Upon his return to CBS Mason took stock of things and developed a three point plan:

  • Replacing the “Don Imus in the Morning” show on WFAN-AM with “Boomer and Carlton in the Morning,” a show which scored higher with Arbitron among the 25-54 male demographic than Imus had.
  • The phasing out of Free-FM, a talk radio format geared towards rock music fans that never captured the public imagination.
  • Bringing solid, long standing CBS brands (WCBS-FM, B94 in Pittsburgh, and KFRC in San Franciso) back to the airwaves, restoring their beloved original formats.

The numbers seem to support his efforts.

Mason believes that accurate measurement of radio audiences is a crucial part of maintaining the rate of progress he has so far achieved. Those of you who have been reading this blog for awhile may remember the piece I wrote about the Portable People Meter.
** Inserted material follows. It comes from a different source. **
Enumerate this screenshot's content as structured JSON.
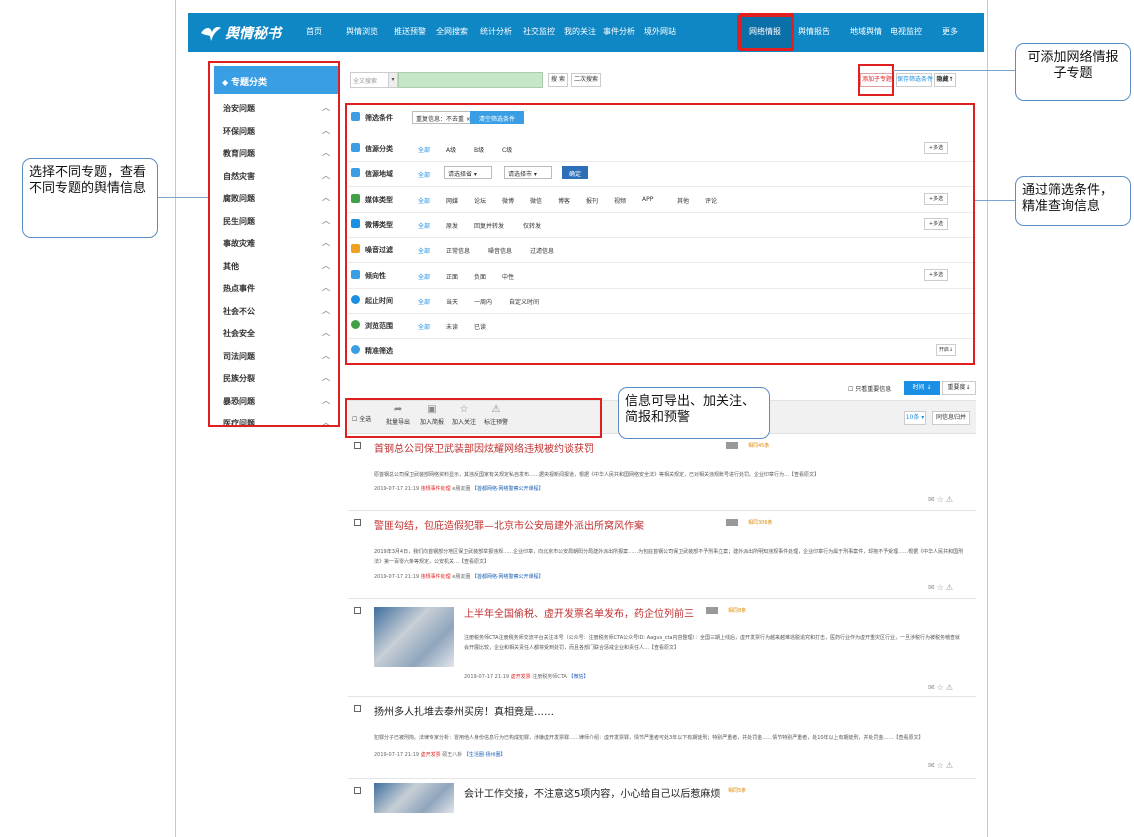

Mason is a fan of that little device and believes it is responsible for newly accurate audience measurement, a metric that will help fuel further growth. He cites the fact that five stations in New York were logged as reaching 6 million people according to the diary method, but PPM statistics report roughly twice that number.

A 29% increase in the 12 and up demographic is no small thing.
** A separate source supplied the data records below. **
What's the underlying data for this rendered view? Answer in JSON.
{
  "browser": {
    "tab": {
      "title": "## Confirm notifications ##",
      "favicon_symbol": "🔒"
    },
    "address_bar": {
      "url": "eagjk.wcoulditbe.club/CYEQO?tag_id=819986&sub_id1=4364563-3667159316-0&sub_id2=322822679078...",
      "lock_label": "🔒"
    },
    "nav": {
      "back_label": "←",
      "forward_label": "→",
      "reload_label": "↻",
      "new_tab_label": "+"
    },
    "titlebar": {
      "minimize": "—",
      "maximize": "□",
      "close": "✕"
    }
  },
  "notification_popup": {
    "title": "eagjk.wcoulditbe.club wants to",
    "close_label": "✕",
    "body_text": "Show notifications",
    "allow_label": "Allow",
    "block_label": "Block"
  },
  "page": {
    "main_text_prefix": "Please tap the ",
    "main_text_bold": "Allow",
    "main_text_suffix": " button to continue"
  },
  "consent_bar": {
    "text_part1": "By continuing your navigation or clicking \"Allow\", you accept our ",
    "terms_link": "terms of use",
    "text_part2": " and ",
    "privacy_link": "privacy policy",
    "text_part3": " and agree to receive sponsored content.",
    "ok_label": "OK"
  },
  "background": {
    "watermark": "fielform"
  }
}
Photo courtesy of punkjr, used according to this Creative Commons license

The “Portable People Meter” Promises Greater Accuracy in Radio Ratings

January 23, 2008

In the cities of Houston, Texas, and Philadelphia, Pennsylvania, Arbitron has been test driving a new electronic ratings system called The Portable People Meter. The system is poised to launch in 14 American cities, according to an announcement today by broadcaster Entercom Communications Corp.

Wikipedia gives us a concise description of how the system works:

The Portable People Meter (sometimes mistakenly “Personal People Meter”) or PPM, is a device developed by Arbitron to measure how many people are listening (or at least exposed) to individual radio stations and television stations, including cable TV. The PPM is worn like a pager, and detects hidden audio tones within a station or network’s audio stream, logging each time it finds such a signal. It has proved to be much more accurate than the old handwritten logs or wired meters, and is immune to forgetful test subjects.

This a huge step forward from the pen and paper approach that has been used in the radio industry since the 1960s. Until recently, ratings services would pay listeners to keep a hand-written log of what they listen to — a process that is open to bias and misreporting. Finally, a more objective means of gathering data is on the horizon.

Steve Knopper at Wired Magazine applauds the advance in technology:

Now, with the introduction of its Portable People Meter, the company [Arbitron] is on the verge of a radical leap into the present. The BlackBerry-sized gadget clips to listeners’ clothing, eliminating the log. Participating broadcasts are encoded with an inaudible ID code, which is picked up by a sensor in the device — whether you’re bopping to Kylie Minogue in your car or swaying to Air Supply in the produce aisle. “Your only job is to carry it,” says Arbitron’s Thom Mocarsky. “And we know when you do.”

After five years of testing, the system was rolled out in New York and Houston this summer. It’ll go nationwide by 2010. Eventually Arbitron will have 70,000 deployed, all but banishing survey bias from the ratings. All this is good news for Aerosmith fans. Rock stations have been losing ground to hip hop, Spanish, and talk, but they score high on the People Meter.

PPM has the potential to rewrite some basic assumptions about listening habits and the impact of commercials. As the sample group expands to more cities there should be a lot of useful data generated. Take a look at the current cities listed on Arbitron’s PPM page, including lists of participating stations, technical briefings and a wide variety of additional data:

One reason advertising has gravitated to the Internet is not that it’s more effective than broadcast advertising but that it’s more trackable. If radio is reaching consumers, and no one can document it, ad sales will be lost. This technology should make it easier to quantify the reach of broadcast radio, enabling ad sales reps to approach accounts with the confidence of accurate tracking.